You see, I've been tanning for my upcoming trip to the desert. Noooo, you don't have to be tan to go to the desert! But I want to lay by the pool and not blind my fellow swimmers with my lily-white winter shade of epidermis!
Okay okay. So here is where I start musing: when you are tanning, are you supposed to hold your belly button open?
Now, when I was in college, I had a friend that liked to lay in the sun. Alot. She had it down to a science, a skipping-science-class kind of science, to bask in the sun for long periods of time. Anyway, she was so extraordinarily preoccupied about what would appear white and what would appear brown, that as she reclined on the blanket there in the park, she would spread her fingers and toes so the spaces between would match the rest of her.
Well, now I get it! Because who wants to wear a bikini and have a white navel?!
So, is the answer to spread or not to spread?
Will anyone notice? Will anyone care?! Okay, so maybe no one will probably get close enough to see but I will KNOW! Am I being paranoid? Maybe, but I happen to like my button. In fact, when I had my gall bladder removed (very unglamourous subject), they were going to put an incision above my button. I said NO. That would look positively disastrous! "Go THROUGH the button", I said, which they did :) Well, I suppose this is a nonsensical issue with the other goings on in the world (which worry me too, btw) and one might think it isn't worth musing about.
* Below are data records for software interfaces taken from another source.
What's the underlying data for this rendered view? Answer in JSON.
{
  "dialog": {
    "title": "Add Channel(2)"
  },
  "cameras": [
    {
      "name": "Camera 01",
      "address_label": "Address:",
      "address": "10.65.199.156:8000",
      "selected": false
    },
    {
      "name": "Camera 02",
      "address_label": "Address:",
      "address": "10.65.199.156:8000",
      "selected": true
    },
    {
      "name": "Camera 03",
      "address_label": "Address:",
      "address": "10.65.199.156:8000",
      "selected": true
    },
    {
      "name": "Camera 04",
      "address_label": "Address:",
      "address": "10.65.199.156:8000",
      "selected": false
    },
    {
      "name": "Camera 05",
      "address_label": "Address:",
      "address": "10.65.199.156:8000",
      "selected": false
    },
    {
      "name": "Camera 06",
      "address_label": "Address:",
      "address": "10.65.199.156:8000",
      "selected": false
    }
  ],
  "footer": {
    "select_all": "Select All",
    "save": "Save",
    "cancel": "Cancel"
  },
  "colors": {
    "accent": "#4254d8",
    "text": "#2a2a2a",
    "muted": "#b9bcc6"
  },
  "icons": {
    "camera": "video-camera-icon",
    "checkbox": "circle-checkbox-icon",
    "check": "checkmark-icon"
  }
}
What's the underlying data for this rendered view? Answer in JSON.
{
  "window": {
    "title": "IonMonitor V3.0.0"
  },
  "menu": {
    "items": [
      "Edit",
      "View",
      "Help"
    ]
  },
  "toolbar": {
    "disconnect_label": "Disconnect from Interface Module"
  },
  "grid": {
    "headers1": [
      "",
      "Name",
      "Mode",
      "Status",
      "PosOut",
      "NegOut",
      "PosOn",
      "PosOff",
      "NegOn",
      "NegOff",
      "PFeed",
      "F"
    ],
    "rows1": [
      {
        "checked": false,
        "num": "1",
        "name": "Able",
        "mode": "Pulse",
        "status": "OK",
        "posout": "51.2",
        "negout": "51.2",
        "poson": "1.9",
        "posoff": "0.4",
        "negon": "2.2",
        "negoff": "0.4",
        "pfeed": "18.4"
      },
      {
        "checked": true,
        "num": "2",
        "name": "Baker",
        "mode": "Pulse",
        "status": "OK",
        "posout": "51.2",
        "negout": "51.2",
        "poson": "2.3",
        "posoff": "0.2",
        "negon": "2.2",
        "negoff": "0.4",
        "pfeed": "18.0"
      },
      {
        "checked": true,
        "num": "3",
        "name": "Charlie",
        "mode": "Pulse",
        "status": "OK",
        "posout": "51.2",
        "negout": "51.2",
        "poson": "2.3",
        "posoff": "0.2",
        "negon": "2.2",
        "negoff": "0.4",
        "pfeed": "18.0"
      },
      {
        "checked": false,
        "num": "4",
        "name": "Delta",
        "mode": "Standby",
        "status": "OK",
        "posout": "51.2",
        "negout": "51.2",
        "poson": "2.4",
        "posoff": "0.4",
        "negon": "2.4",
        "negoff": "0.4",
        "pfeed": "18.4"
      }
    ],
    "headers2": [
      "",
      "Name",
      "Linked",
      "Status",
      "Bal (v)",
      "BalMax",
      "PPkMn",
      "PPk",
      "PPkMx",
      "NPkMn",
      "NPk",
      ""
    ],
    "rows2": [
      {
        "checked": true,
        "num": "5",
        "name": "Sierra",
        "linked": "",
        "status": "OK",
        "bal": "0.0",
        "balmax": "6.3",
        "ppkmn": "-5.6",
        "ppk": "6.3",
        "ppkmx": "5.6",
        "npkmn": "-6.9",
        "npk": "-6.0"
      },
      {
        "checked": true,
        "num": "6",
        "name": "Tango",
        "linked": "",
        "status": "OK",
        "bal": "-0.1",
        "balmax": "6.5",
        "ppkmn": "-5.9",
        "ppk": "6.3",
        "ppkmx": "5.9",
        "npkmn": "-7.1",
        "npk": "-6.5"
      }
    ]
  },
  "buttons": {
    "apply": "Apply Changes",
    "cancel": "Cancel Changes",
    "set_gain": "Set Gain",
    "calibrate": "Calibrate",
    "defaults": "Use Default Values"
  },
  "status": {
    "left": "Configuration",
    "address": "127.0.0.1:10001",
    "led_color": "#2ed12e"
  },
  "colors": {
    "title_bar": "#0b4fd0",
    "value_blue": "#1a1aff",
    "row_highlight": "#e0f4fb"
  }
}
But . . . I'm going to hold it open anyway, along with my fingers and toes ;) Because unlike the recession, THIS is something I can control.
Wednesday, March 11, 2009
- Eat anything you want like lots of salami, cheese, canned food and cat poop.
- It is okay to spit out your medicine if you don't like the taste.
- Spend as much time as you wish laying around on the sofa, the leather one. Oh, the bed, too.
- Sleep until you get to eat again or until you have to go outside to the bathroom and then do it on the patio of you can't make it to the garden.
- Let everyone else clean up after you.
- Speak your mind to mailmen, UPS drivers, young whippersnapper puppies, squirrels or anyone else who catches your attention.
- Don't let anyone make you take a bath, whine, they will give up. (okay, forget this one, they will give you a bath ANYWAY, don't fight it, it gets over with faster)
- Lick other's ears. Like your sister's. Alot.
- Pass gas when you want, they will just pat your head and say in that baby voice "Isn't that cute?!"
- Look appealing so everyone who walks by has to stop and rub their hands all over you (feel you up).
- Use any and all looks to get whatever you want.
- Drink until it is running out the other end.
- If you don't feel so hot, you don't have to exercise.
- That although someone might be physically gone, the memories never go away.
And most importantly . . .
- Accept love and give love completely, unconditionally, never taking each other for granted for in the blink of an eye the one you love could be gone.
If it is one thing Mikki has done exceptionally well, it has been loving me without conditions, even when I took her for granted.
I am going to spend my time . . . loving. No matter how long I have.
Can "simple" animals teach us humans something valuable? I think they can.
If you had little time left . . . how would you spend it?